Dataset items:
----------
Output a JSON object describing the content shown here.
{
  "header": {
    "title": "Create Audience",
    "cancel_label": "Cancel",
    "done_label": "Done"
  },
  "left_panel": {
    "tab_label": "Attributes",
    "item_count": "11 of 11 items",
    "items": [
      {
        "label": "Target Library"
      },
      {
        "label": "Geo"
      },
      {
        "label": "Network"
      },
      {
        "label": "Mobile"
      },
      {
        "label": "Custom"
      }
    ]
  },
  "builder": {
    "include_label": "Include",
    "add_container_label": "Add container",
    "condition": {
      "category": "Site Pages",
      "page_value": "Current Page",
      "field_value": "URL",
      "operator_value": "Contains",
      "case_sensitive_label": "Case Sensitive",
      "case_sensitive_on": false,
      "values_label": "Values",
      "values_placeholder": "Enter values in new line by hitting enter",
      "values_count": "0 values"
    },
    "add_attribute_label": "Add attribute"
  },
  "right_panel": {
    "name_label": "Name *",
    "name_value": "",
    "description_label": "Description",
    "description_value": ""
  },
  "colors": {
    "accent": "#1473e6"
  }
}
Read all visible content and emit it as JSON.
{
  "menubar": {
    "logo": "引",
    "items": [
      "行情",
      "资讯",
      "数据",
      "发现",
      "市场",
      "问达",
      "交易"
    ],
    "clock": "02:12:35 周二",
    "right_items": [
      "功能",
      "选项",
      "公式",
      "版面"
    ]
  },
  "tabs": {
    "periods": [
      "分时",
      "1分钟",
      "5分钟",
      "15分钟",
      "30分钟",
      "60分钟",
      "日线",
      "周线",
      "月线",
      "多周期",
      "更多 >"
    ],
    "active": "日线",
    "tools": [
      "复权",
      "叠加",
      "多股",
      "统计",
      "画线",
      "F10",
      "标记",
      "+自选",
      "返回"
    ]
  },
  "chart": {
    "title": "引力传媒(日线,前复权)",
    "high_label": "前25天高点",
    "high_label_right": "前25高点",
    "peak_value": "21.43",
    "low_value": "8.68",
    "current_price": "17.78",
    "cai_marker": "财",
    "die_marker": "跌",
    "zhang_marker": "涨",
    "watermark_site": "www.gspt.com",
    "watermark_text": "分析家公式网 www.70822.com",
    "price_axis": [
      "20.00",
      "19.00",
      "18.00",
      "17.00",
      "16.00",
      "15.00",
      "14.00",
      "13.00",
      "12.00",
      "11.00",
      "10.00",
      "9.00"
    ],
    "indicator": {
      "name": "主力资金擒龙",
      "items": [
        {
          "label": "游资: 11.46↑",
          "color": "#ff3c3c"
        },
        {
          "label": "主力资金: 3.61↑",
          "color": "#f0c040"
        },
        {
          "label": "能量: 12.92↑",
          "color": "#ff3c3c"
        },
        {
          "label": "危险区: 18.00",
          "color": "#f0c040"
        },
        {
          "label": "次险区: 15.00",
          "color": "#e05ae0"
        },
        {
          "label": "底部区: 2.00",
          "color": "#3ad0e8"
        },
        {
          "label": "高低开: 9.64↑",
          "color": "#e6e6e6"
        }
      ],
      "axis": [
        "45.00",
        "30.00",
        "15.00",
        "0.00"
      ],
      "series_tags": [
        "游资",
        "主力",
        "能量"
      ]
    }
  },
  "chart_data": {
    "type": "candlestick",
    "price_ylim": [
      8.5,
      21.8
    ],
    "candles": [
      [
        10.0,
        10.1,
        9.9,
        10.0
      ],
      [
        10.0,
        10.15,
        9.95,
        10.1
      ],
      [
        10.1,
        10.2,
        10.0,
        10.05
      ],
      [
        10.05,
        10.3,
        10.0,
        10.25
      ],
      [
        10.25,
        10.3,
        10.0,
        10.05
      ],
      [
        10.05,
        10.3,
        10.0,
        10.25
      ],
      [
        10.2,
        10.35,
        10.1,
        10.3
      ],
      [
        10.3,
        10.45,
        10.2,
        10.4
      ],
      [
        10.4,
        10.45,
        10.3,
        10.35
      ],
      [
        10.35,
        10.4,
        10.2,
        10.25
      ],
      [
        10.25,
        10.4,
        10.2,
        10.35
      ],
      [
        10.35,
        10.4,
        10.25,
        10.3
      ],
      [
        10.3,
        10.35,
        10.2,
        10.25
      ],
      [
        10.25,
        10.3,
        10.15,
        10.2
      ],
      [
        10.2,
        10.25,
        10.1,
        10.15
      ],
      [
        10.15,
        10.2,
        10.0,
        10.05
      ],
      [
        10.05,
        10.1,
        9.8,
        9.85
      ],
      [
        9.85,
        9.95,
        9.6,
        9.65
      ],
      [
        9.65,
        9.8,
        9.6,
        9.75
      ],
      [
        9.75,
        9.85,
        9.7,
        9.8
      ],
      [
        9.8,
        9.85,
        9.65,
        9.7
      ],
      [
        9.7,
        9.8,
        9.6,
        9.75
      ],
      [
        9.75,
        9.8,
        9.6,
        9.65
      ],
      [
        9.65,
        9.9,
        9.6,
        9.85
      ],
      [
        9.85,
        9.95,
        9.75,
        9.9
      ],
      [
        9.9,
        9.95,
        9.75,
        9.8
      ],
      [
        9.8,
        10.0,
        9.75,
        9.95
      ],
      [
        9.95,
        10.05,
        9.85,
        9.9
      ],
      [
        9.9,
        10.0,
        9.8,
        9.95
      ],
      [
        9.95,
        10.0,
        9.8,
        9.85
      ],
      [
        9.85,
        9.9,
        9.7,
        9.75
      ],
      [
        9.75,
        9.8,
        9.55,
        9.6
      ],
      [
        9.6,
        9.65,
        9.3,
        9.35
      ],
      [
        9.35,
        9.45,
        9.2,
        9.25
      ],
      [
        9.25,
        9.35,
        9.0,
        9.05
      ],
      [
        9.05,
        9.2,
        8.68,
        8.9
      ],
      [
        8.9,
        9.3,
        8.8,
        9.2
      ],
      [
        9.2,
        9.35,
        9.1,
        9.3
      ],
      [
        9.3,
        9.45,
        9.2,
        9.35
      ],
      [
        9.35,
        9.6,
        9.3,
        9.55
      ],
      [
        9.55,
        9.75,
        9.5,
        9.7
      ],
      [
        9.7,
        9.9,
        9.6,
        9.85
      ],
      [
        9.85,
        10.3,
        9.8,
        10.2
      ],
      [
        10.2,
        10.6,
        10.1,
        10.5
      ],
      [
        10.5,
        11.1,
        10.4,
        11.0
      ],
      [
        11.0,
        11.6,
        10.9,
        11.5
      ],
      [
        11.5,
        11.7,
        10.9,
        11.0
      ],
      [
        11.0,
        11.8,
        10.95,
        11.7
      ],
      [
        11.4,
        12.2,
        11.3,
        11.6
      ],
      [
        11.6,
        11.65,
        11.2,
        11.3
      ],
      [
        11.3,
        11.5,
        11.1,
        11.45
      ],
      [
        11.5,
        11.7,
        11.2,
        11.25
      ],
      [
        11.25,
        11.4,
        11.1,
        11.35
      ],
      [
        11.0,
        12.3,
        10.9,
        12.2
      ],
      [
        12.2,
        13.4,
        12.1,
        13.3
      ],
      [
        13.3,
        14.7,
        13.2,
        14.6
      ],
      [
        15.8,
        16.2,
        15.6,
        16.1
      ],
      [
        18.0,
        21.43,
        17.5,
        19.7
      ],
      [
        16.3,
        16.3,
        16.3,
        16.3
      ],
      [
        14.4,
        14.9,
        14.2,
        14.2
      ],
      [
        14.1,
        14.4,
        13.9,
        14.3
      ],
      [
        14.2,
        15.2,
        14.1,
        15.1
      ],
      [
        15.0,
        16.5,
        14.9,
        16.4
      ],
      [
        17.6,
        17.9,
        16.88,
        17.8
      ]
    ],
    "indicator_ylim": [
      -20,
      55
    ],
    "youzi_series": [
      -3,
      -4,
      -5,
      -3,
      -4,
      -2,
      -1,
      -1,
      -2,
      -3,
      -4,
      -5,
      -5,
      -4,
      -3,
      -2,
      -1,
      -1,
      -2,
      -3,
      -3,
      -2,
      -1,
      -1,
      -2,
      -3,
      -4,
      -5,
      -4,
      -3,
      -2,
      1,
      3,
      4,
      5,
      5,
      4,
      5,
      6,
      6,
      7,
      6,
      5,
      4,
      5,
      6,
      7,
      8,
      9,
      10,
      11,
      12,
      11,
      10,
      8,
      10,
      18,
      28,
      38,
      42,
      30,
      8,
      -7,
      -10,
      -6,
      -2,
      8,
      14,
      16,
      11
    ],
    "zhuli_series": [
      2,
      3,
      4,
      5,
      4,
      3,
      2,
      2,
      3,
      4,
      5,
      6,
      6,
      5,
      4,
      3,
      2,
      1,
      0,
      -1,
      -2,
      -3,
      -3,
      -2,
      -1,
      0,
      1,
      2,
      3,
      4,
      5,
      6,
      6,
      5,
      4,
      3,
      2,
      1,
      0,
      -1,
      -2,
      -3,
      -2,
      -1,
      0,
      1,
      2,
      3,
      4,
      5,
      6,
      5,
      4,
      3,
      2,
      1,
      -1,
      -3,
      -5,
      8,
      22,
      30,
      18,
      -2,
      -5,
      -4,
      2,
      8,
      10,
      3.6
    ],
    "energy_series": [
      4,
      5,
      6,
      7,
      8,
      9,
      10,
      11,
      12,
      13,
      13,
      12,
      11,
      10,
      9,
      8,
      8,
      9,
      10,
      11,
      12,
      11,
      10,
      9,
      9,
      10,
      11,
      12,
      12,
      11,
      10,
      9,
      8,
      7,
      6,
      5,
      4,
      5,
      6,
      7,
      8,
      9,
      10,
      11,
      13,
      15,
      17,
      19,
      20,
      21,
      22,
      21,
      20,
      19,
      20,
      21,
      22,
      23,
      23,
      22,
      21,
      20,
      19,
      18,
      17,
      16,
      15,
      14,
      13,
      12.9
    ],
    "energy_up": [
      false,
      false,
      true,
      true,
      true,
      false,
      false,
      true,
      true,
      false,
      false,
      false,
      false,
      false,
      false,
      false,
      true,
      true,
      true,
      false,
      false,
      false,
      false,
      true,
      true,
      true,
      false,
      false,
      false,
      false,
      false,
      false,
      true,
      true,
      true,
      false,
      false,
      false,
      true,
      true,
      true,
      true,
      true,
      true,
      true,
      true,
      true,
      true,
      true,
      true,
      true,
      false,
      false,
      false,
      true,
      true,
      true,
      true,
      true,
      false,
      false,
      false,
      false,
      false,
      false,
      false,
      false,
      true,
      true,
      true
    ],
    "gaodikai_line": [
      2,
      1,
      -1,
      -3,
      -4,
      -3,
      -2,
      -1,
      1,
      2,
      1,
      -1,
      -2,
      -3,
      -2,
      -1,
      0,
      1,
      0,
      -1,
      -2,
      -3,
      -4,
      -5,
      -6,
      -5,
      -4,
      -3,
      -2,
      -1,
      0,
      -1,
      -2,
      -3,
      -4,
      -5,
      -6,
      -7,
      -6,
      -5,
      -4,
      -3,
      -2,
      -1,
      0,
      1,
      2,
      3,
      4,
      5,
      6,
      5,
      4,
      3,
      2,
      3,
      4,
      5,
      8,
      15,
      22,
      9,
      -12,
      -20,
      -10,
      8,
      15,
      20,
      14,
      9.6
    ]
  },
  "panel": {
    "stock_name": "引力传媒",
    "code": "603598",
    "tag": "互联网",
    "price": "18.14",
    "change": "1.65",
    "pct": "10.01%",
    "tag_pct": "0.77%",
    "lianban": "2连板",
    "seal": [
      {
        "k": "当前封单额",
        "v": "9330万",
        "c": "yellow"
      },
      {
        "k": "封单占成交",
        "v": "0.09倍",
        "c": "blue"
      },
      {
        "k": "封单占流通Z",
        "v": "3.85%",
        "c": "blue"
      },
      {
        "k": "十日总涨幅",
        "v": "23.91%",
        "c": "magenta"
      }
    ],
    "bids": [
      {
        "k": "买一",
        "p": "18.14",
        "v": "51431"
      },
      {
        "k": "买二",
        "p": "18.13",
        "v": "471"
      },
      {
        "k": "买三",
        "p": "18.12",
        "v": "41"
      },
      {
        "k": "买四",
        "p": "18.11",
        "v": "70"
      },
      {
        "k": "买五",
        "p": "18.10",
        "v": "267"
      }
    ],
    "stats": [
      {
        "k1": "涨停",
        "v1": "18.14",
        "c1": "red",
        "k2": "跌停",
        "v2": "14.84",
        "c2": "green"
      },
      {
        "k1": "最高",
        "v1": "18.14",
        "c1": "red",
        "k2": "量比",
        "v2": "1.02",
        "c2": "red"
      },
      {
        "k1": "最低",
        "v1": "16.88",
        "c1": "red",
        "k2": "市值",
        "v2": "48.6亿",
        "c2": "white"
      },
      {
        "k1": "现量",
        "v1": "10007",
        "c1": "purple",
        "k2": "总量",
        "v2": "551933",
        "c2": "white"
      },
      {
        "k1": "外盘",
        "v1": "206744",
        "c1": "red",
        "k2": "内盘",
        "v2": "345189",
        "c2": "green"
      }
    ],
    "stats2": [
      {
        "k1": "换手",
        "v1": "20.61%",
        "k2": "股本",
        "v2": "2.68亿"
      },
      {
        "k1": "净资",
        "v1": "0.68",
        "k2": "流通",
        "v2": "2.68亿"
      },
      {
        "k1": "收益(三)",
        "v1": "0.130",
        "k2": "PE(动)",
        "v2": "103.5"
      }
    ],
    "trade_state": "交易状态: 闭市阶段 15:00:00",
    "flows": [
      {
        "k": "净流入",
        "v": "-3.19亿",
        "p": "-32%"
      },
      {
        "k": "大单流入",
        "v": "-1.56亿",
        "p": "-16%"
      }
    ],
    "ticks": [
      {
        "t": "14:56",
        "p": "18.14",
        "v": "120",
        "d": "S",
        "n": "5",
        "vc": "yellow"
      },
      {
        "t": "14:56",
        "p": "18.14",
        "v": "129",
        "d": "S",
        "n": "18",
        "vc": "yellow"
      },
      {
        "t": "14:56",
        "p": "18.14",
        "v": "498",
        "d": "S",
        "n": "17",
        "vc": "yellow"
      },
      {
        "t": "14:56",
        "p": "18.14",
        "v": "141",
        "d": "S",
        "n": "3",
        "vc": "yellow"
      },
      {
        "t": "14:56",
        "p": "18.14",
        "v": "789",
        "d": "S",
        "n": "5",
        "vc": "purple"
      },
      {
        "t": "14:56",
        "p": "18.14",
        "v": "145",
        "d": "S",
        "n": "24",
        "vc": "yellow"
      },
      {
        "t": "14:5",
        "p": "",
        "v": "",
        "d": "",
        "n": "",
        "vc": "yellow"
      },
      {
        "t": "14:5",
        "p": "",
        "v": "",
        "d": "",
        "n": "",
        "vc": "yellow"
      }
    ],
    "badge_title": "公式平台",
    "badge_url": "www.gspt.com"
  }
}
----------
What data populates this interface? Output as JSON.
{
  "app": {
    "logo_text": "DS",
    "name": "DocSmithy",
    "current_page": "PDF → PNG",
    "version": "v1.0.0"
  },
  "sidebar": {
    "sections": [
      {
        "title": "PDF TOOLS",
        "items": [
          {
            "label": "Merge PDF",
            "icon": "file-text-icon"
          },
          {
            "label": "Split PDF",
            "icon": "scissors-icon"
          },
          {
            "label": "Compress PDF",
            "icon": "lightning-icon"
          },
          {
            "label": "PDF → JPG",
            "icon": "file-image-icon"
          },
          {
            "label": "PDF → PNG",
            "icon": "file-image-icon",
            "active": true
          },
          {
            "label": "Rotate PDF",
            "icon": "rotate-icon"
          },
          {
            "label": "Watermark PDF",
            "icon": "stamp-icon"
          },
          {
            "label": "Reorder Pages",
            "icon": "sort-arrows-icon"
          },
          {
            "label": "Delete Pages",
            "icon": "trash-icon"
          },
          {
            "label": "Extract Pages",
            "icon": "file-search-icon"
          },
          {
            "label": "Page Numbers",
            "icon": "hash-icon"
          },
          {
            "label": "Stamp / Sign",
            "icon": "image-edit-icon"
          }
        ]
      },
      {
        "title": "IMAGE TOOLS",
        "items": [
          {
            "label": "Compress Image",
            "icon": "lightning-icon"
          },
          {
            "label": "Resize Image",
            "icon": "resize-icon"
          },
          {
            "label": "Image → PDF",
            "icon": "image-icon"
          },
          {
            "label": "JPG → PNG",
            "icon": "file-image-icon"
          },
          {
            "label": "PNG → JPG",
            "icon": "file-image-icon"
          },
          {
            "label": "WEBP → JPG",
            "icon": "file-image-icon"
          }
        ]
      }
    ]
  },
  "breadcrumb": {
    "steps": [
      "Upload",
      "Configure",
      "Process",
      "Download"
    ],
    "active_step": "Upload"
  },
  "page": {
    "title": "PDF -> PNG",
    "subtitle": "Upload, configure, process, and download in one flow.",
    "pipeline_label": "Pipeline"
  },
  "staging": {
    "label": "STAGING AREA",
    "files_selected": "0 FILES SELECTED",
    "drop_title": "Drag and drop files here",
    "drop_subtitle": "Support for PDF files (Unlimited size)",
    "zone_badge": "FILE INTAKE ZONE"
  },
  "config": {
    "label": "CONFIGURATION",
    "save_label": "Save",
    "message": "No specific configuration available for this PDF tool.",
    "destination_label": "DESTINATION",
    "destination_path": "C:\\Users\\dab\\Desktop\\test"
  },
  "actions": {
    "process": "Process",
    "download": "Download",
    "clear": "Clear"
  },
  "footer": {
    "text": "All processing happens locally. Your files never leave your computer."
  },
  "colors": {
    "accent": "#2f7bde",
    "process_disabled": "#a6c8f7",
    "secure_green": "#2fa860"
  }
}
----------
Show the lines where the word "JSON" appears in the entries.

> Task output
Output a JSON object describing the content shown here.
Read all visible content and emit it as JSON.
What data populates this interface? Output as JSON.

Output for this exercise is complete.